:: HOW TO COMPLETE THIS TASK ::
The entries below should appear again in your reply, word for word.

:: DATA FOR THIS TASK ::
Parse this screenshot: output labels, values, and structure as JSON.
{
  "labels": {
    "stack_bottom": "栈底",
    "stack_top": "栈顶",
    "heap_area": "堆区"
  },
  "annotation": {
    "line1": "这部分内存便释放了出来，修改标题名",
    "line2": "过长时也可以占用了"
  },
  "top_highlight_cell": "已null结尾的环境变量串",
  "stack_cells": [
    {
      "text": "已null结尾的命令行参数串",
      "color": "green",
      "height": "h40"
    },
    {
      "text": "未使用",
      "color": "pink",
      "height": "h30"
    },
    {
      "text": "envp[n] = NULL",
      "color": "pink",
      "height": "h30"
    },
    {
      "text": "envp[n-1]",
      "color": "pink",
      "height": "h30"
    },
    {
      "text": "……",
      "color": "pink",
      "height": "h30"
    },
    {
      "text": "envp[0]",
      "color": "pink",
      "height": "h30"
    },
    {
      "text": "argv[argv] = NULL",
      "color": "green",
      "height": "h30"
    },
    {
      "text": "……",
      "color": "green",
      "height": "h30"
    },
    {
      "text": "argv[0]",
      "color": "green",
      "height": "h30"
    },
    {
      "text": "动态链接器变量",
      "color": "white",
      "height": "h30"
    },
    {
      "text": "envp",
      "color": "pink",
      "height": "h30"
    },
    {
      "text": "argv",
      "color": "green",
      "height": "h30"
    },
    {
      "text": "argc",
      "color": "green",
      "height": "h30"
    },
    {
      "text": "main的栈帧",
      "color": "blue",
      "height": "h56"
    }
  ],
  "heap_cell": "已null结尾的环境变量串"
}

:: PROBLEM SOLUTION ::
Parse this screenshot: output labels, values, and structure as JSON.
{
  "labels": {
    "stack_bottom": "栈底",
    "stack_top": "栈顶",
    "heap_area": "堆区"
  },
  "annotation": {
    "line1": "这部分内存便释放了出来，修改标题名",
    "line2": "过长时也可以占用了"
  },
  "top_highlight_cell": "已null结尾的环境变量串",
  "stack_cells": [
    {
      "text": "已null结尾的命令行参数串",
      "color": "green",
      "height": "h40"
    },
    {
      "text": "未使用",
      "color": "pink",
      "height": "h30"
    },
    {
      "text": "envp[n] = NULL",
      "color": "pink",
      "height": "h30"
    },
    {
      "text": "envp[n-1]",
      "color": "pink",
      "height": "h30"
    },
    {
      "text": "……",
      "color": "pink",
      "height": "h30"
    },
    {
      "text": "envp[0]",
      "color": "pink",
      "height": "h30"
    },
    {
      "text": "argv[argv] = NULL",
      "color": "green",
      "height": "h30"
    },
    {
      "text": "……",
      "color": "green",
      "height": "h30"
    },
    {
      "text": "argv[0]",
      "color": "green",
      "height": "h30"
    },
    {
      "text": "动态链接器变量",
      "color": "white",
      "height": "h30"
    },
    {
      "text": "envp",
      "color": "pink",
      "height": "h30"
    },
    {
      "text": "argv",
      "color": "green",
      "height": "h30"
    },
    {
      "text": "argc",
      "color": "green",
      "height": "h30"
    },
    {
      "text": "main的栈帧",
      "color": "blue",
      "height": "h56"
    }
  ],
  "heap_cell": "已null结尾的环境变量串"
}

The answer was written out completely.